Educational arts program from Daimler, Kennedy Center gets rolling

Posted on January 30, 2009

WASHINGTON, D.C. — Daimler Financial Services and the John F. Kennedy Center for the Performing Arts, which partnered last year to offer the “On Location: Spotlight on Your Community” education program, have completed the launch phase of the program here at the Arts and Technology Academy.

"After months of planning, we are pleased to see the bus head out on the road," said Darrell Ayers, vice president of education for the Kennedy Center. "We were impressed by the enthusiasm, creativity and talent demonstrated by the first school in D.C., and we can't wait to see the final products the other schools will produce."

A school bus manufactured by Daimler Trucks North America subsidiary Thomas Built Buses that is outfitted with a suite of laptops equipped with media creation tools will travel to nine other schools for a two-week visit through the end of May.

Teachers receive instruction on how to use the equipment from a digital media professional, and students learn the art of creating and telling stories from a theater professional. Together, they create a short video about an artist or arts group in their community.

The completed projects are uploaded to

The 10 schools that were selected for the 2008-09 school year are:

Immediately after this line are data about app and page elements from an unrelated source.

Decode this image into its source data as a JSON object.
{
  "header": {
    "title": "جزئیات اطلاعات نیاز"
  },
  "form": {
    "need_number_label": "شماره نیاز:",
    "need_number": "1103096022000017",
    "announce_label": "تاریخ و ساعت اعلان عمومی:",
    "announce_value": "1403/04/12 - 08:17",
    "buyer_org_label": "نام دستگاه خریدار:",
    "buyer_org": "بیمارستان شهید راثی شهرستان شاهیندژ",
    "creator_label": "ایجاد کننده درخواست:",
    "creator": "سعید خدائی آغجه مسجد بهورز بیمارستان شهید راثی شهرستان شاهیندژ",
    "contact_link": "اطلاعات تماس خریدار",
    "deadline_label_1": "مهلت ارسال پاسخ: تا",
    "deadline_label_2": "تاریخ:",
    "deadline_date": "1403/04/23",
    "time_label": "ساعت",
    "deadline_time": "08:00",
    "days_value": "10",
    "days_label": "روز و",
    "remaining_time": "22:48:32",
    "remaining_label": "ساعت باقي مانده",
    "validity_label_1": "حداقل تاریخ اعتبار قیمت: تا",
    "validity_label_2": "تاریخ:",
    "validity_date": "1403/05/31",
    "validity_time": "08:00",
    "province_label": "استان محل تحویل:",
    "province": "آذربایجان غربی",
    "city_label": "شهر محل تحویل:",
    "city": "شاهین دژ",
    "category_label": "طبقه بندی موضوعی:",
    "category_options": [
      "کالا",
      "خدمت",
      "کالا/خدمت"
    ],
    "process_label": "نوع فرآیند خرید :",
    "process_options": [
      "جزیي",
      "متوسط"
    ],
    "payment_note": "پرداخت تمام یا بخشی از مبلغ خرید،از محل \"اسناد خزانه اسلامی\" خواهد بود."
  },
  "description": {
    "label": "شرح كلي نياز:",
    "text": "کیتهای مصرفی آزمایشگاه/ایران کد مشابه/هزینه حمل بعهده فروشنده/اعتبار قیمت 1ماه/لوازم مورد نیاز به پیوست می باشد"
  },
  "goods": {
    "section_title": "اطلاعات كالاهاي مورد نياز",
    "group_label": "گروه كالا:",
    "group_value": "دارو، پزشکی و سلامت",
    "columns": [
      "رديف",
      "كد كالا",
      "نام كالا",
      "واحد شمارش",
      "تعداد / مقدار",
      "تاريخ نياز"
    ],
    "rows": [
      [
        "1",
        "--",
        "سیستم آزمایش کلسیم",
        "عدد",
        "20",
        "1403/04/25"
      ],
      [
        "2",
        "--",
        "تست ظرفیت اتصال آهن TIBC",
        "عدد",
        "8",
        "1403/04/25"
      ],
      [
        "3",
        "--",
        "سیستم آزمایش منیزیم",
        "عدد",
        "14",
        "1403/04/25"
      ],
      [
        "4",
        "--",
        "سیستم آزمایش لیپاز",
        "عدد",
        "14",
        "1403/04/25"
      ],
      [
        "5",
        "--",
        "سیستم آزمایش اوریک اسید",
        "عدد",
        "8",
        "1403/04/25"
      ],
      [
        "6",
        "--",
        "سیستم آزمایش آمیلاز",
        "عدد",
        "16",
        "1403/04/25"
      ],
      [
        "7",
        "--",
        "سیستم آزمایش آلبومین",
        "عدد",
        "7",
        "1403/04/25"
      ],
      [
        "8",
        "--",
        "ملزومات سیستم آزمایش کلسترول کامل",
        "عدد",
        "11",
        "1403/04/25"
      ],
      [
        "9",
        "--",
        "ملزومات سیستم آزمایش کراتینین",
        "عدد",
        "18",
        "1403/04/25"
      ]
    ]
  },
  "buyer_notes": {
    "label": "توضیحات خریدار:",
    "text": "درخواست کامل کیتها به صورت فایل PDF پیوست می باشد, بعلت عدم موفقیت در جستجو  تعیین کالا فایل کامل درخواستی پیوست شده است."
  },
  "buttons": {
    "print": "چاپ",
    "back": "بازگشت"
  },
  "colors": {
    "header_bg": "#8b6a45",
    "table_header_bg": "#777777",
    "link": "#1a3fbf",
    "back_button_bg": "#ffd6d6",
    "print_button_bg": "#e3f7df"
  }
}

  • Arts and Technology Academy (Washington, D.C.)
  • Hometown Elementary School (Hometown, W.Va.)
  • Samuel S. Gaines Academy (Fort Pierce, Fla.)
  • Beaufort Middle School (Beaufort, S.C.)
  • Antonia Pantoja Charter School (Philadelphia)
  • Anderson Middle School (Berkley, Mich.)
  • Normal Park Museum Magnet School (Chattanooga, Tenn.)
  • Foley Middle School (Foley, Ala.)
  • Thomas Jefferson Independent Day School (Joplin, Mo.)
  • W.A. Meachum Middle School (Forth Worth, Texas)

    Each school receives $1,000 to support its project.


  • Related Topics: Thomas Built Buses

    Comments ( 0 )
    More Stories
    In a video from Wichita Public Schools, a First Student training manager explains what it takes to become a school bus driver as the local operation looks to bring new recruits on board.

    Dealing With Driver Shortage Is Still a Big Deal

    There are other commercial driving jobs that pay more than driving a school bus, but they don’t involve transporting students. The opportunity to contribute to children’s education and safety could spark interest in the job.    


    Great Ideas Abound on the Bus

    Great ideas come in many forms. What all of these innovations have in common is that they promote the role of school buses in student achievement.


    School Bus Driver Teaches Students to Fish

    Gary Kelmer of New Jersey invites students he transports to a local pond on spring break to teach them how to fish and get them to spend time outdoors. He has offered the activity for over 20 years.

    Be the First to Know

    Get the latest news and most popular articles from SBF delivered straight to your inbox. Stay on top of the school bus industry and don't miss a thing!